- Breaking News
- Today's Paper
- Text Only
- Family Notices
Saturday, June 30, 2012
Egypt’s newly-elected president read the oath of office in Tahrir Square and defied the country’s military rulers by saying: "I fear no one but God."
Mohammed Morsi addressed tens of thousands of mostly Islamist supporters in a strongly-worded speech. He spoke on the eve of his official swearing-in ceremony, that was scheduled in front of a high court. But many protesters called on him to take the oath in the square to defy the ruling generals who took power after Hosni Mubarak was driven from office.
"I swear by God that I will sincerely protect the republican system and that I respect the constitution and the rule of law," Morsi said to wild cheers from the crowd, many of whom were followers of his once-banned Muslim Brotherhood.
"I will look after the interests of the people and protect the independence of the nation and the safety of its territory," said the bearded Morsi, in an open-necked shirt.
Morsi is to be sworn in officially today by the constitutional court, rather than by parliament as is usual. The court dissolved the Islamist-dominated lower house this month in a series of measures designed to ensure that the generals who took over from ousted ruler Mubarak will keep a strong grip on Egypt’s affairs even after Morsi takes power.
"There is no power above people power," said Morsi. "Today you are the source of this power. You give this power to whoever you want and you withhold it from whoever you want."
His defiant speech was a clear challenge to the army, which also says it represents the will of the people.
The 60-year-old US-trained engineer addressed himself to "the Muslims and Christians of Egypt" and promised them a "civil, nationalist, constitutional state".
Morsi also paid homage to a militant Egyptian cleric jailed in the United States. "I see the family of Omar Abdel-Rahman (in Tahrir)," he said. "And I see the banners of the families of those who have been jailed by the (Egyptian) military."
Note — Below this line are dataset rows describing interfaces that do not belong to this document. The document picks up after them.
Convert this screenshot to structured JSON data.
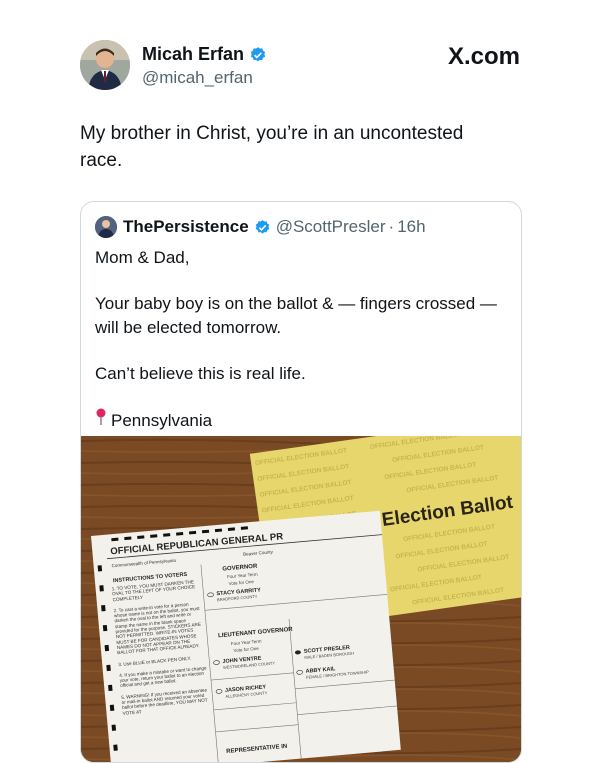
{
  "author": {
    "name": "Micah Erfan",
    "handle": "@micah_erfan"
  },
  "brand": "X.com",
  "tweet_text": "My brother in Christ, you’re in an uncontested race.",
  "quote": {
    "name": "ThePersistence",
    "handle": "@ScottPresler",
    "dot": "·",
    "time": "16h",
    "lines": [
      "Mom & Dad,",
      "Your baby boy is on the ballot & — fingers crossed — will be elected tomorrow.",
      "Can’t believe this is real life.",
      "Pennsylvania"
    ]
  },
  "photo": {
    "envelope_title": "Official Election Ballot",
    "envelope_pattern": "OFFICIAL ELECTION BALLOT",
    "ballot_title": "OFFICIAL REPUBLICAN GENERAL PR",
    "commonwealth": "Commonwealth of Pennsylvania",
    "county": "Beaver County",
    "instructions_title": "INSTRUCTIONS TO VOTERS",
    "instructions": [
      "1. TO VOTE, YOU MUST DARKEN THE OVAL TO THE LEFT OF YOUR CHOICE COMPLETELY",
      "2. To cast a write-in vote for a person whose name is not on the ballot, you must darken the oval to the left and write or stamp the name in the blank space provided for the purpose. STICKERS ARE NOT PERMITTED. WRITE-IN VOTES MUST BE FOR CANDIDATES WHOSE NAMES DO NOT APPEAR ON THE BALLOT FOR THAT OFFICE ALREADY.",
      "3. Use BLUE or BLACK PEN ONLY.",
      "4. If you make a mistake or want to change your vote, return your ballot to an election official and get a new ballot.",
      "5. WARNING! If you received an absentee or mail-in ballot AND returned your voted ballot before the deadline, YOU MAY NOT VOTE AT"
    ],
    "offices": [
      {
        "title": "GOVERNOR",
        "term": "Four Year Term",
        "vote_for": "Vote for One",
        "candidate": "STACY GARRITY",
        "county": "BRADFORD COUNTY"
      },
      {
        "title": "LIEUTENANT GOVERNOR",
        "term": "Four Year Term",
        "vote_for": "Vote for One",
        "candidate": "JOHN VENTRE",
        "county": "WESTMORELAND COUNTY"
      },
      {
        "title": "",
        "term": "",
        "vote_for": "",
        "candidate": "JASON RICHEY",
        "county": "ALLEGHENY COUNTY"
      }
    ],
    "right_candidates": [
      {
        "name": "SCOTT PRESLER",
        "detail": "MALE / BADEN BOROUGH"
      },
      {
        "name": "ABBY KAIL",
        "detail": "FEMALE / BRIGHTON TOWNSHIP"
      }
    ],
    "bottom_heading": "REPRESENTATIVE IN"
  },
  "colors": {
    "verified": "#1d9bf0",
    "text": "#0f1419",
    "secondary": "#536471",
    "envelope": "#e7d66b",
    "wood": "#7a4a25"
  }
}
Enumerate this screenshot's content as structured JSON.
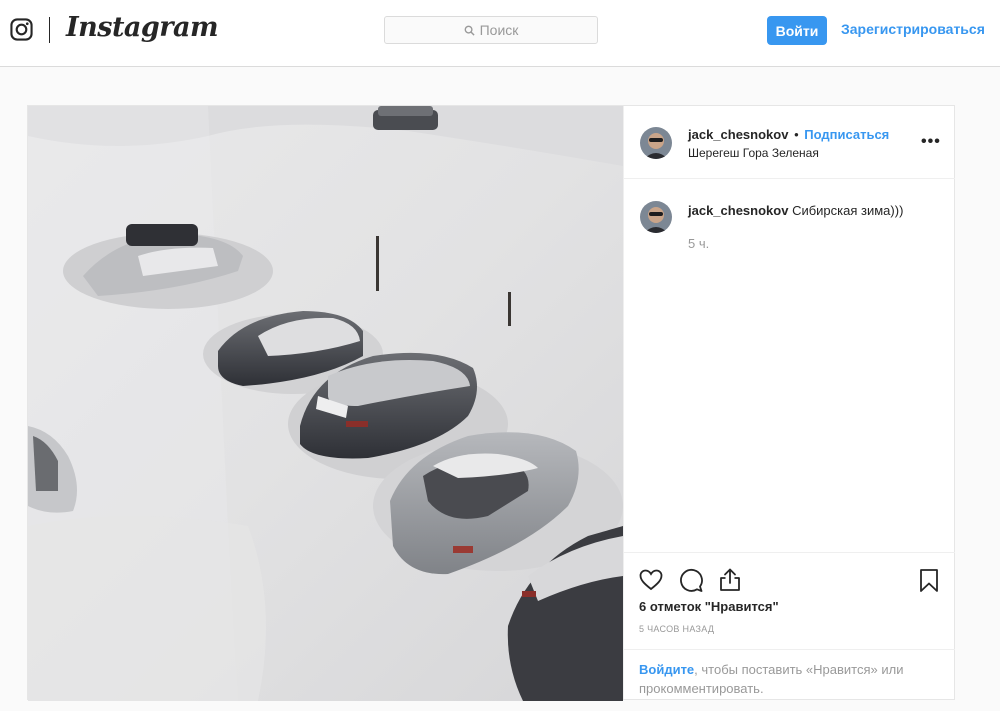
{
  "header": {
    "wordmark": "Instagram",
    "search_placeholder": "Поиск",
    "login_label": "Войти",
    "signup_label": "Зарегистрироваться"
  },
  "post": {
    "username": "jack_chesnokov",
    "dot": "•",
    "follow_label": "Подписаться",
    "location": "Шерегеш Гора Зеленая",
    "more_label": "•••",
    "caption_text": "Сибирская зима)))",
    "caption_time": "5 ч.",
    "likes": "6 отметок \"Нравится\"",
    "time_ago": "5 часов назад",
    "login_link": "Войдите",
    "login_prompt_rest": ", чтобы поставить «Нравится» или прокомментировать."
  },
  "icons": {
    "logo": "instagram-glyph-icon",
    "search": "search-icon",
    "like": "heart-icon",
    "comment": "comment-icon",
    "share": "share-icon",
    "save": "bookmark-icon"
  },
  "colors": {
    "accent": "#3897f0",
    "text": "#262626",
    "muted": "#999999",
    "border": "#dbdbdb",
    "background": "#fafafa"
  }
}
He pledged to work for the release of prisoners, including Abdel-Rahman.
Tens of thousands of Egyptians cheered Morsi’s arrival in the square that was the hub of the anti-Mubarak uprising.
"Say it loud, Egyptians, Morsi is the president of the republic," they chanted. "A full revolution or nothing. Down, down with military rule. We, the people, are the red line."
© Irish Examiner Ltd, City Quarter, Lapps Quay, Cork. Registered in Ireland: 523712.